Unfortunately, Disney Home Entertainment has failed to port over almost any of the fantastic extras that were produced for the 60th anniversary DVD. It's extremely weird too, because it seems that those original extras are meant to work in tandem with these new ones. I strongly suspect that a second disc was cut during production. So if you still have the original disc I'd suggest holding onto it, because there's some gold there. At any rate, what do we have? Let's jump in.
First up are the two Audio Commentaries; one provided by Walt's nephew Roy E Disney, animation historian John Canemaker and Disney film restorer Scott McQueen. Roy Disney, whom passed away last year, was always a joy to listen to. He took the Disney legacy very seriously and his presence was always noteworthy through some trying times for the company, and he's always a joy to listen to. The second commentary features a cobbled together commentary from recordings left by Walt Disney, and 'hosted' by Disney historian Brian Sibley. It's a compelling experience and it's nice to hear Disney from beyond the grave.
Next up are two featurettes. First is a virtual tour of the Disney Family Museum, which features Walt Disney's daughter Diane Disney-Miller taking us to the San Fransisco based museum filled with some amazing concept artwork and priceless other works. This would be a simply amazing place to visit and certainly I hope to some day. Next up is a featurette on a specific piece from the museum; the Shultheis Notebook: A Disney treasure which takes a look at the Fantasia special effects bible created by engineer Herman Schultheis, spilling secrets that have been covered for decades. Pretty fascinating stuff, but the history behind it, and what happened to Shultheis himself is even more so.

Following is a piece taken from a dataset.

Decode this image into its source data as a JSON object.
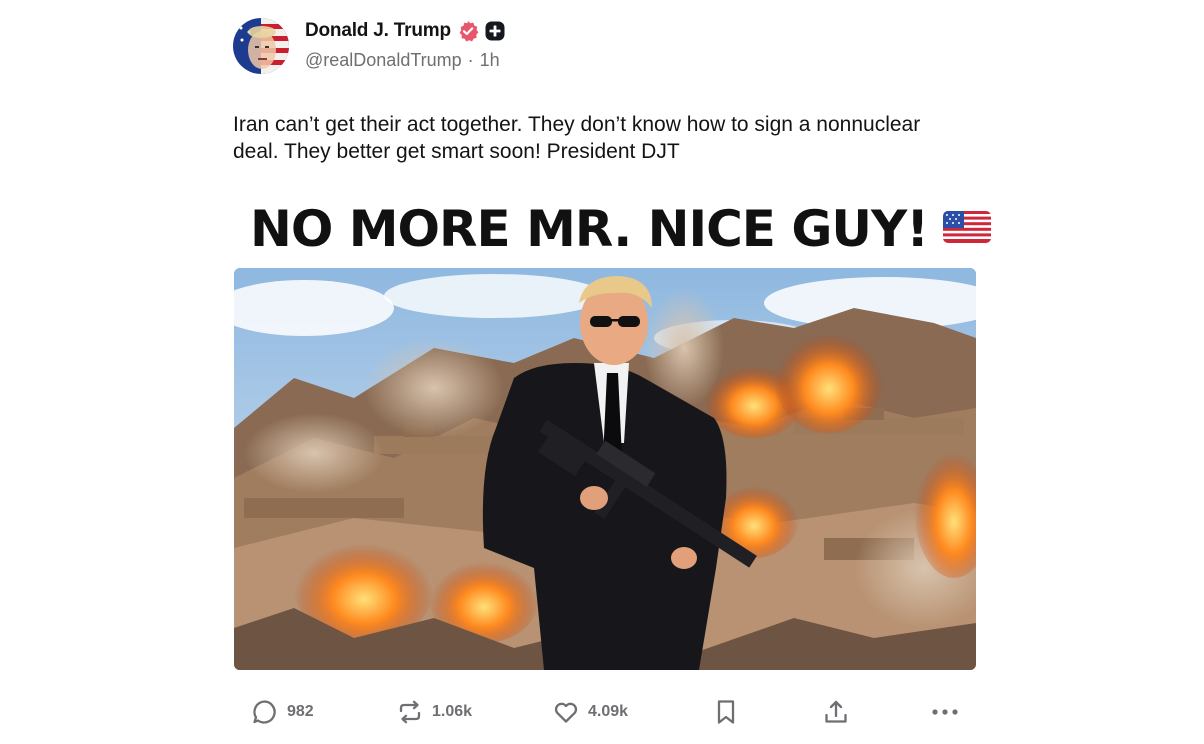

Finally, the Interactive Art Gallery shows a lot of original concept art and stills from the production of the film, but I grew tired of watching these on screen. Give me a beautiful coffee table book any day.